Scammers Using Fake Novel Coronavirus Phishing Emails to Target Consumers Online
The New York State Division of Consumer Protection (DCP) is alerting consumers about scammers taking advantage of fears surrounding the novel coronavirus. Scammers are using fake emails that contain harmful links designed to steal your personal information. While the New York State Department of Health, which is the medical authority on novel coronavirus in the State, has recently stated there are no confirmed cases of the novel coronavirus anywhere in New York, people should still be on the lookout for scammers looking to take advantage of public fears surrounding this issue.
“Unscrupulous scammers are taking advantage of the news of the novel coronavirus by trying to lure people into unknowingly providing their personal information,” said Secretary of State Rossana Rosado. “Taking the necessary precaution to avoid coronavirus scams can help protect your hard-earned money and your identity.”
“While the novel coronavirus is infecting people throughout the world, in New York State we have had no confirmed cases,” said Commissioner of the New York State Department of Health Dr. Howard Zucker. “Unfortunately, the Internet is loaded with misinformation, but simple, proven precautions like washing your hands and staying indoors when you feel sick will help prevent the spread of infection all year.”
Scammers are using fake emails that claim to have information on novel coronavirus updates and include an interactive link where you can look up the numbers of cases near you and more. The links, however, are harmful and redirect to web pages that steal your information instead of providing you with important updates.
DCP provides the following tips to protect yourself from novel coronavirus scams, and similar scams that typically arise with a major global event:
- Don’t click on links from sources you don’t know. It could download a virus onto your computer or device. Make sure the anti-malware and anti-virus software on your computer is up to date.
- Be aware of emails coming from unknown senders. Watch for emails claiming to be from the Centers for Disease Control and Prevention (CDC) or experts claiming to have information about the virus. For the most up-to-date information about the coronavirus in New York State, visit the New York State Department of Health website.
- Ignore online offers for vaccinations. If you see ads touting prevention, treatment, or cure claims for the novel coronavirus, ask yourself: if there’s been a medical breakthrough, would you be hearing about it for the first time through an ad or sales pitch?
- Be aware of emails asking for donations. Do your homework when it comes to donations, whether through charities or crowdfunding Don’t let anyone rush you into donating.

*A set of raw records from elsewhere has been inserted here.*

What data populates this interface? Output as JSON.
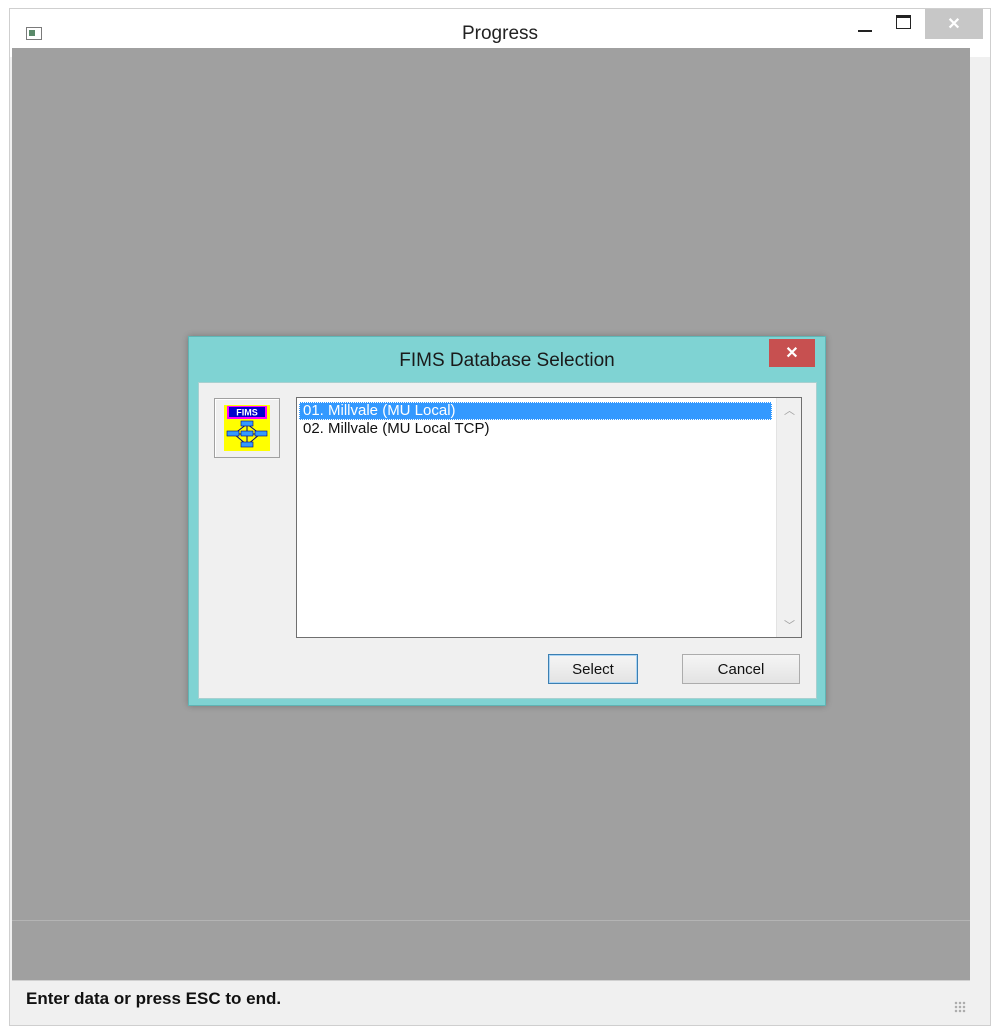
{
  "window": {
    "title": "Progress",
    "controls": {
      "minimize": "—",
      "maximize": "□",
      "close": "✕"
    }
  },
  "dialog": {
    "title": "FIMS Database Selection",
    "close": "✕",
    "logo_text": "FIMS",
    "list_items": [
      {
        "label": "01. Millvale (MU Local)",
        "selected": true
      },
      {
        "label": "02. Millvale (MU Local TCP)",
        "selected": false
      }
    ],
    "select_label": "Select",
    "cancel_label": "Cancel"
  },
  "status": {
    "text": "Enter data or press ESC to end."
  },
  "colors": {
    "dialog_frame": "#7fd3d3",
    "dialog_close": "#c75050",
    "selection": "#3399ff",
    "client_bg": "#a0a0a0"
  }
}
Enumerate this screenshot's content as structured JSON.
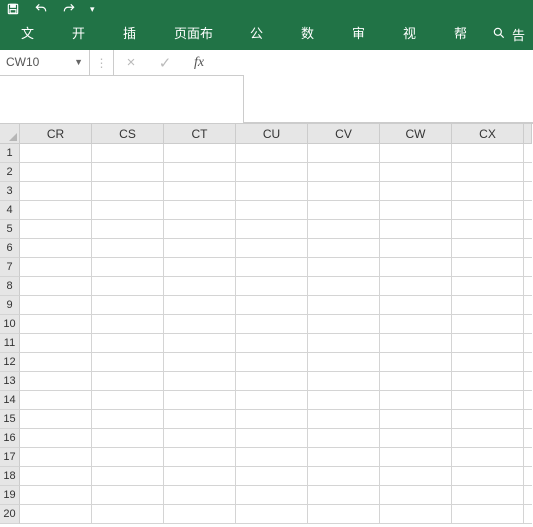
{
  "qat": {
    "save_icon": "save-icon",
    "undo_icon": "undo-icon",
    "redo_icon": "redo-icon",
    "drop_icon": "chevron-down-icon"
  },
  "ribbon": {
    "tabs": [
      "文件",
      "开始",
      "插入",
      "页面布局",
      "公式",
      "数据",
      "审阅",
      "视图",
      "帮助"
    ],
    "tell_me": "告"
  },
  "namebox": {
    "value": "CW10",
    "cancel": "×",
    "enter": "✓",
    "fx": "fx"
  },
  "columns": [
    "CR",
    "CS",
    "CT",
    "CU",
    "CV",
    "CW",
    "CX"
  ],
  "rows": [
    "1",
    "2",
    "3",
    "4",
    "5",
    "6",
    "7",
    "8",
    "9",
    "10",
    "11",
    "12",
    "13",
    "14",
    "15",
    "16",
    "17",
    "18",
    "19",
    "20"
  ],
  "chart_data": null
}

If someone wants donations in cash, by gift card, or by wiring money, don’t do it.
- Be alert to “investment opportunities.” The S. Securities and Exchange Commission (SEC) is warning people about online promotions, including on social media, claiming that the products or services of publicly-traded companies can prevent, detect, or cure coronavirus and that the stock of these companies will dramatically increase in value as a result.
New York State is closely monitoring the novel coronavirus, which was detected in China. While there are thousands of cases there, no one has been diagnosed with this new coronavirus in New York State. For up to date information on the coronavirus, visit the New York State Department of Health website or call the Novel Coronavirus Hotline at 1-888-364-3065.
The New York State Division of Consumer Protection serves to educate, assist and empower the State’s consumers. For more consumer protection information, call the DCP Helpline at 800-697-1220, Monday through Friday, 8:30am-4:30pm or visit the DCP website at www.dos.ny.gov/consumerprotection. The Division can also be reached via Twitter at @NYSConsumer or Facebook at www.facebook.com/nysconsumer